Many of the differences between American and British English date back to a time when spelling standards had not yet developed. For instance, some spellings seen as "American" today were once commonly used in Britain and some spellings seen as "British" were once commonly used in the United States. A "British standard" began to emerge following the 1755 publication of Samuel Johnson's A Dictionary of the English Language, and an "American standard" started following the work of Noah Webster and in particular his An American Dictionary of the English Language, first published in 1828.
In A Companion to the American Revolution (2008), John Algeo notes: "it is often assumed that characteristically American spellings were invented by Noah Webster. He was very influential in popularizing certain spellings in America, but he did not originate them.

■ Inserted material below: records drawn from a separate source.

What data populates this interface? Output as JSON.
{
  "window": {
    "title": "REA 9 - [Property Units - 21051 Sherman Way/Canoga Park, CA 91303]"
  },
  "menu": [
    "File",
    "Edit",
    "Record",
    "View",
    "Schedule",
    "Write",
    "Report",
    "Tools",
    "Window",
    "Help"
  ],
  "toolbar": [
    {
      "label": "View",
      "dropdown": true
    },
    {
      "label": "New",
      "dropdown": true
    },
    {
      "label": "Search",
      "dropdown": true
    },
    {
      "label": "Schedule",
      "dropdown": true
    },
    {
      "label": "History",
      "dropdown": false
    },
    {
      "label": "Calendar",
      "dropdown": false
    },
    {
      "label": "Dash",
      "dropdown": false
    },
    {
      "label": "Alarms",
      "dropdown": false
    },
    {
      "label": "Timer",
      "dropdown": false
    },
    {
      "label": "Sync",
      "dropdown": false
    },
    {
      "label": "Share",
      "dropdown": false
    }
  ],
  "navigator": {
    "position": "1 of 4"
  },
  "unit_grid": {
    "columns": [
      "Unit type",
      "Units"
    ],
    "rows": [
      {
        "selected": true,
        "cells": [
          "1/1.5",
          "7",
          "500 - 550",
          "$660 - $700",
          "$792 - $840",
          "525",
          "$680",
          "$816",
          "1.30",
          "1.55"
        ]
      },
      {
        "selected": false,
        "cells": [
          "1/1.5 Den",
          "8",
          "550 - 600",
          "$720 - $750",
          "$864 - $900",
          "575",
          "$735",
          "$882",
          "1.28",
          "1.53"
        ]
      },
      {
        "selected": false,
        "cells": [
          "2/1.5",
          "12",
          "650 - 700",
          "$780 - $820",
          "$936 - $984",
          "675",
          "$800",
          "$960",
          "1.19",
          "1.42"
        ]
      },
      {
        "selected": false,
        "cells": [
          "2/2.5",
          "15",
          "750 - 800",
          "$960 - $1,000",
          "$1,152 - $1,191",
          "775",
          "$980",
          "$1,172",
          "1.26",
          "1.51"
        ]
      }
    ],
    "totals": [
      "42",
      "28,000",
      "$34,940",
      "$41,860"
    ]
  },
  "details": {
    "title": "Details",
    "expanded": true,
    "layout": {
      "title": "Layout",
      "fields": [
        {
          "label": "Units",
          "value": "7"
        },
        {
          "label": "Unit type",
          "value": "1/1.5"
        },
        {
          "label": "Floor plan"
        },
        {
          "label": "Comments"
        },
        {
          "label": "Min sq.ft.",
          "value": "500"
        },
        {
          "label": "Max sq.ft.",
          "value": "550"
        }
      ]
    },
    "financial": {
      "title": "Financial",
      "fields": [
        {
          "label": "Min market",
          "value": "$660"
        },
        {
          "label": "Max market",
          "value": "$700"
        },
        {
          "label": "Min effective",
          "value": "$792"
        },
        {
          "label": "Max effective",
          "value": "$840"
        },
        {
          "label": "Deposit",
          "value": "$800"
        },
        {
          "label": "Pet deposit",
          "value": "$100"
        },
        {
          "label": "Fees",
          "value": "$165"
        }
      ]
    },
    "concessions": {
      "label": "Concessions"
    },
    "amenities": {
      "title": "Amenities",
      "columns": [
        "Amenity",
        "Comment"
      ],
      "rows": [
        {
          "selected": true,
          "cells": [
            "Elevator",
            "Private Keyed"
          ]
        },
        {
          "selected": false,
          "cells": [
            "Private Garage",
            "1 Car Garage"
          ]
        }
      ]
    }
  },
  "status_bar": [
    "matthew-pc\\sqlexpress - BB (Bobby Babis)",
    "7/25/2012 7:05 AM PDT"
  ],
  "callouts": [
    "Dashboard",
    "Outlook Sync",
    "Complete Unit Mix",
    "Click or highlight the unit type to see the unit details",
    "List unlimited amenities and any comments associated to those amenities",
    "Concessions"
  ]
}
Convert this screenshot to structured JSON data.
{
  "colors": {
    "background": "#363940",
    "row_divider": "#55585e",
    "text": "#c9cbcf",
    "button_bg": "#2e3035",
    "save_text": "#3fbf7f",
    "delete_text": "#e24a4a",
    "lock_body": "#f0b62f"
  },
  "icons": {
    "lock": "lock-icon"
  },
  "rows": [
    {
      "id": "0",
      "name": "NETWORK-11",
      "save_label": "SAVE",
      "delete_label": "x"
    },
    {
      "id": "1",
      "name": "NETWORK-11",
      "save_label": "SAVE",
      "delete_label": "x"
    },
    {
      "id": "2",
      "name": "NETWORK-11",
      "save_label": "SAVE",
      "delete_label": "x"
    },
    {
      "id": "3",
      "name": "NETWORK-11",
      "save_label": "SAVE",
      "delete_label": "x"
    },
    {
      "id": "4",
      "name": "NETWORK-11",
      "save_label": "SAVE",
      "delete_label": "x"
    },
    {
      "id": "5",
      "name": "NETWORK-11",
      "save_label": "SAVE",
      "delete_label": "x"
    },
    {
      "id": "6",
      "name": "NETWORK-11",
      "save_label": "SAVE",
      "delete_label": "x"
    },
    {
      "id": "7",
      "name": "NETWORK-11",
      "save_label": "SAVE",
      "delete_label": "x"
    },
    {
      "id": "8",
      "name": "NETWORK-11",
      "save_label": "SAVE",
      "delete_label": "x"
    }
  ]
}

Rather […] he chose already existing options such as center, color and check for the simplicity, analogy or etymology". William Shakespeare's first folios, for example, used spellings like center and color as much as centre and colour.